EXERCISE AIM: Copy each line of the records below that mentions the word "naar".

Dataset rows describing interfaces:
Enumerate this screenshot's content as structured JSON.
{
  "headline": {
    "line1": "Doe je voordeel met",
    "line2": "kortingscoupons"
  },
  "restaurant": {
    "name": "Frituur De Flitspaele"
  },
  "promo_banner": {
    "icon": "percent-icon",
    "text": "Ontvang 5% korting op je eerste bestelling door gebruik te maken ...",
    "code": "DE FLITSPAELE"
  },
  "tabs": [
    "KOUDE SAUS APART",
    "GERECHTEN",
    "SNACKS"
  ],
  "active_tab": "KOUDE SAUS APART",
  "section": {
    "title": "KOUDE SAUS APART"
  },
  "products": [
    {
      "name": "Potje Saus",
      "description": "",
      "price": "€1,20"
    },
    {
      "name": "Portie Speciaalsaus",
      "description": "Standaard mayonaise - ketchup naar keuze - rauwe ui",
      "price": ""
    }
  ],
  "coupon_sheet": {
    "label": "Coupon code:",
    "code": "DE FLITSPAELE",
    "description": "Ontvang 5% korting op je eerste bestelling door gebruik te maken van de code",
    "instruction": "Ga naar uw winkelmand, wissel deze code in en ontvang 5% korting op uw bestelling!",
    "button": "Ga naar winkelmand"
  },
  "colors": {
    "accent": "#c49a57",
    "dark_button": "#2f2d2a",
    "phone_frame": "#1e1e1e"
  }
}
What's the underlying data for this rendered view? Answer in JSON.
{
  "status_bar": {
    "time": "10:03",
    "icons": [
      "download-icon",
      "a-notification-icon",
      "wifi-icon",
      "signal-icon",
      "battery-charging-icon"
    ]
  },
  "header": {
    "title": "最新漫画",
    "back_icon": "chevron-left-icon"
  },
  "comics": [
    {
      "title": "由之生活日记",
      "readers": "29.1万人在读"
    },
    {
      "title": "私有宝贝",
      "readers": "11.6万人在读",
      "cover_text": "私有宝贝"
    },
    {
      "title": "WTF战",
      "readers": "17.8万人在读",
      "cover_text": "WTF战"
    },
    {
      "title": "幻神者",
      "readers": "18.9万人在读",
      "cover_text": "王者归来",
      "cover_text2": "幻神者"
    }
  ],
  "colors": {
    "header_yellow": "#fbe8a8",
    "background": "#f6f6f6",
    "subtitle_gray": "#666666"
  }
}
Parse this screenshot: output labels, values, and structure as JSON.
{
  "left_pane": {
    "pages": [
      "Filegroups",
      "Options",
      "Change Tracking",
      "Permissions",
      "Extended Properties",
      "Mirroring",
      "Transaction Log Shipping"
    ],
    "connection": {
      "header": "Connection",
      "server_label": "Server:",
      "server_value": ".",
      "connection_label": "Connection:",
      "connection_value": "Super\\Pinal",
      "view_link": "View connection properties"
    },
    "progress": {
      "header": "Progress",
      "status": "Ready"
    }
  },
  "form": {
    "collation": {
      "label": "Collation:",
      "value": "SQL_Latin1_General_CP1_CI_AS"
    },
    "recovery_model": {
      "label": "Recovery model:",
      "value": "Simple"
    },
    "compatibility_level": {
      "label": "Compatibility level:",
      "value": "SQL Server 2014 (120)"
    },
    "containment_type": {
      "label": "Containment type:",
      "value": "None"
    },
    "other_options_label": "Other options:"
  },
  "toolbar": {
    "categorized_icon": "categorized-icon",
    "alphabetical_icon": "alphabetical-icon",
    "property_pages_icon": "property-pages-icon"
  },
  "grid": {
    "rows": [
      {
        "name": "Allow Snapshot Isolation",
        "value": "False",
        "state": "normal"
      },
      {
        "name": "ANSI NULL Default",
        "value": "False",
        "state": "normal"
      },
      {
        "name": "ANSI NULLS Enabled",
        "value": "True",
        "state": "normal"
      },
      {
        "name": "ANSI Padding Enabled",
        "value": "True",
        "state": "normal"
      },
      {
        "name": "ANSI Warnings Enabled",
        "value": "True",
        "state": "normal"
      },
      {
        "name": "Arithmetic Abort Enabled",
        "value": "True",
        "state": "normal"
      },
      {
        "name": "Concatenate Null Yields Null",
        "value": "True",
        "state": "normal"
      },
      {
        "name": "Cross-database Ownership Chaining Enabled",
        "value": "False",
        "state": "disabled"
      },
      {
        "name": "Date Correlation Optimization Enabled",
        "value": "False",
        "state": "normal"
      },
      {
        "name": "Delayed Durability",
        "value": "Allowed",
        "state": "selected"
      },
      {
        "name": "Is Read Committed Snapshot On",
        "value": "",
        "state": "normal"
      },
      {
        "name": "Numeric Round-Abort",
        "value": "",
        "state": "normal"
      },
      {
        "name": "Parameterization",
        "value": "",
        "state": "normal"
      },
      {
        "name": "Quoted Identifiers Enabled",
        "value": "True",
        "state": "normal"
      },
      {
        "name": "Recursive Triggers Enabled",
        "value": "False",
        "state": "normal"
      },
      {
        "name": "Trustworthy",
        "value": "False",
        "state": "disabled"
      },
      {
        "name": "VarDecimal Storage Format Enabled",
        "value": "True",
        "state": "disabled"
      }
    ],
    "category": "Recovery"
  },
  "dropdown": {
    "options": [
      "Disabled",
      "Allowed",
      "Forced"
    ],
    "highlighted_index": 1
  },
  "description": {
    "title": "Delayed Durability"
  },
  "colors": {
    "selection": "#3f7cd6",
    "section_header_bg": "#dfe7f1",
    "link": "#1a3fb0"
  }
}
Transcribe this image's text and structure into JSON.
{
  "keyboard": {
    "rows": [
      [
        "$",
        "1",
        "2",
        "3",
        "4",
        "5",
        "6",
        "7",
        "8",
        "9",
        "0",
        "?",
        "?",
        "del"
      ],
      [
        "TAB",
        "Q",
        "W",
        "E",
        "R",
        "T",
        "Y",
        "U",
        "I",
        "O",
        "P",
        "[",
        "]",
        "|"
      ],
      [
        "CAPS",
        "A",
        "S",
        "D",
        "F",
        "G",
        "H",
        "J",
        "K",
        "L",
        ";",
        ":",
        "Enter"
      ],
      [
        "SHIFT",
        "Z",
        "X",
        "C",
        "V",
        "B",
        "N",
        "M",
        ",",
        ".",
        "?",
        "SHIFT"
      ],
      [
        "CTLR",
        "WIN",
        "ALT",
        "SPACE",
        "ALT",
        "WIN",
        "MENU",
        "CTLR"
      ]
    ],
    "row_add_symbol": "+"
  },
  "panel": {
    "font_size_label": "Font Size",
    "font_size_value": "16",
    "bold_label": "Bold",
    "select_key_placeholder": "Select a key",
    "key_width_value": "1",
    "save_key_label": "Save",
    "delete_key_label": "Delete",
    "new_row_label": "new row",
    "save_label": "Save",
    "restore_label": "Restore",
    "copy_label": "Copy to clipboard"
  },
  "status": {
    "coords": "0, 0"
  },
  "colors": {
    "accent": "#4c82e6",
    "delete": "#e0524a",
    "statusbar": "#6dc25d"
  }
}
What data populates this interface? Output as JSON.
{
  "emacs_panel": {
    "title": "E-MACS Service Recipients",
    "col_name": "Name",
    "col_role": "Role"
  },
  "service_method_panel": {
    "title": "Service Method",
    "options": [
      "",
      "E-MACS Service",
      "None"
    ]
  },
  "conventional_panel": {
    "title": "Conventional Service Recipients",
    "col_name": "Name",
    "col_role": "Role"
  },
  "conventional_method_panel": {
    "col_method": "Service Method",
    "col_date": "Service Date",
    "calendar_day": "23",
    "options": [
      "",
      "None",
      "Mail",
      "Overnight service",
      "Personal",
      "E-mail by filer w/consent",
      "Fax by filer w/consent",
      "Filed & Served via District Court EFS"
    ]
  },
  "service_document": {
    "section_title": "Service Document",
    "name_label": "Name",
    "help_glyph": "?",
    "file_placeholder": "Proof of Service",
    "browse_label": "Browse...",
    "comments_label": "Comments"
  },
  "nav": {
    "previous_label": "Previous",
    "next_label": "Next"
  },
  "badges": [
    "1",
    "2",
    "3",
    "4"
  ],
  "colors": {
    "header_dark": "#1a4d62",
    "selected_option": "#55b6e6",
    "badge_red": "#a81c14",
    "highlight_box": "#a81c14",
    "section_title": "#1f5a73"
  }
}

TASK RESULT:
      "description": "Standaard mayonaise - ketchup naar keuze - rauwe ui",
    "instruction": "Ga naar uw winkelmand, wissel deze code in en ontvang 5% korting op uw bestelling!",
    "button": "Ga naar winkelmand"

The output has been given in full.